Nor do the similarities end there. You’d be forgiven for thinking that it was Joseph Goebbels who said: “What is the worldly religion of the Jew? Huckstering. What is his worldly God? Money…Money is the jealous god of Israel, in face of which no other god may exist.” In fact, that was written by Karl Marx in 1844.
Stalin shared Comrade Marx’s dislike of the Jews. Despite his lofty statement in 1931 that “Anti-Semitism, as an extreme form of racial chauvinism, is the most dangerous vestige of cannibalism,” Stalin had no problem persecuting Jews when it served his needs.
In 1939, to appease Hitler and show him he was serious about a Nazi-Soviet alliance, Stalin gave orders to his foreign minister, Vyacheslav Molotov, to “purge the [foreign] ministry of Jews.” Molotov didn’t even try to hide his excitement, saying: “Thank God for [Stalin’s orders]! Jews formed an absolute majority in the leadership and among the ambassadors. It wasn’t good.”
Nazis Dug the Idea of a Socialist Economy
The Nazis and communists also shared similar economic views. Although some today insist on claiming the Nazis were capitalists, Hitler and his cronies always saw the state as supreme over all sectors of society, including the private sector.
As Ludwig Von Mises put it, the Nazi economy was “socialism with the outward appearance of capitalism,” a system in which the government “tells…entrepreneurs what and how to produce, at what prices and from whom to buy, at what prices and to whom to sell,” and “decrees at what wages labourers should work, and to whom and under what terms the capitalists should entrust their funds.” A centralized economy is still a centralized economy, no matter the wrapper.
To be sure, as some have pointed out, the Nazis never nationalized most industries, and private industry saw rising profits during much of WWII. But any country can become rich from constant theft from its neighbors, especially considering the Nazis gave German industry free reign to use slave labor and equipment plundered from conquered nations.
Given all of these similarities, you might ask: how can communists and fascists truly be so similar if they waged such a long and murderous conflict on each other?
Although Hitler and Stalin had a kind of sick admiration for each other, what ultimately interested Hitler was “Lebensraum” for the German people. What better place to provide living room than a nation that stretches over 11 time zones, especially a nation inhabited by Slavs, who the Nazis perceived as subhumans fit only to be enslaved or exterminated? Hitler’s attack on the Soviet Union was an opportunistic land grab against a seemingly weak neighbor with plenty of land and resources ripe for the taking.

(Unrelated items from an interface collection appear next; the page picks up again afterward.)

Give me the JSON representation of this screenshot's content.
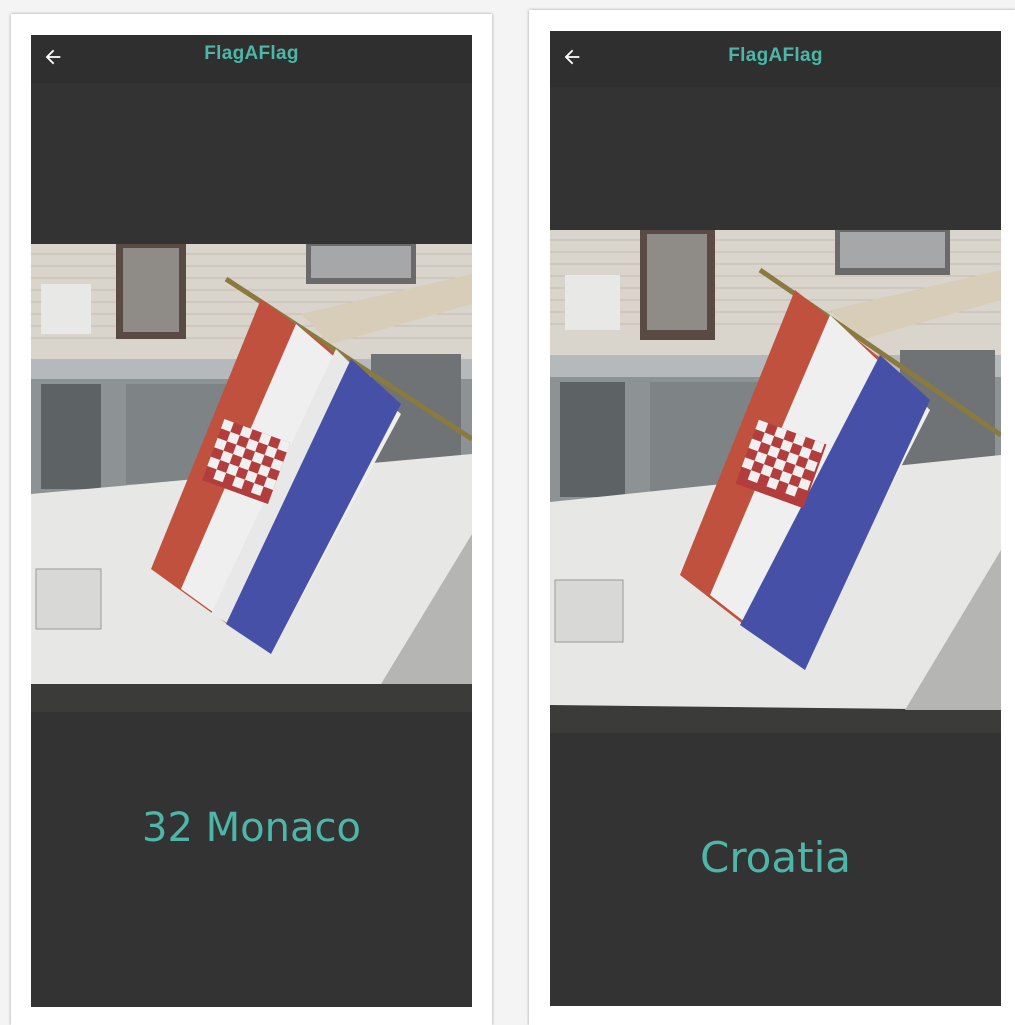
{
  "screens": [
    {
      "app_title": "FlagAFlag",
      "result_text": "32 Monaco",
      "back_icon": "arrow-left-icon"
    },
    {
      "app_title": "FlagAFlag",
      "result_text": "Croatia",
      "back_icon": "arrow-left-icon"
    }
  ],
  "colors": {
    "accent": "#4db6a8",
    "background": "#333333",
    "appbar": "#2f2f2f"
  }
}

Allying with Stalin Was a Pragmatic Choice
All of this is not to say that the Western powers did wrong in allying with Stalin against Hitler. As Winston Churchill said on the eve of Operation Barbarossa: “If Hitler invaded Hell, I would make at least a favorable reference to the Devil in the House of Commons.” Stalin and Hitler were both psychotic tyrants, but Hitler posed a more immediate existential threat to world security. Allying with the Soviets to defeat Hitler, then containing Soviet expansionism during the Cold War was the best option the Western Allies had under the circumstances.
The anniversary of the Molotov-Ribbentrop Pact is still commemorated in more than 10 countries as Black Ribbon Day. Although fascism was utterly defeated in the battlefields of Europe, communism lived on. In the Eastern Bloc, Cambodia, China, Cuba, North Korea, Vietnam, and many other nations, communist regimes continued murdering, torturing, and starving millions of innocents for decades to come—and they continue to do so to this day. Despite the fall of the Berlin Wall 30 years ago, one-fifth of the world’s population continues to live under communist rule.
When remembering this 80th anniversary of the Nazi-Soviet Pact, we must continue commemorating the victims of both fascism and communism, and we owe it to them to remember that these ideologies are two sides of the same toxic coin.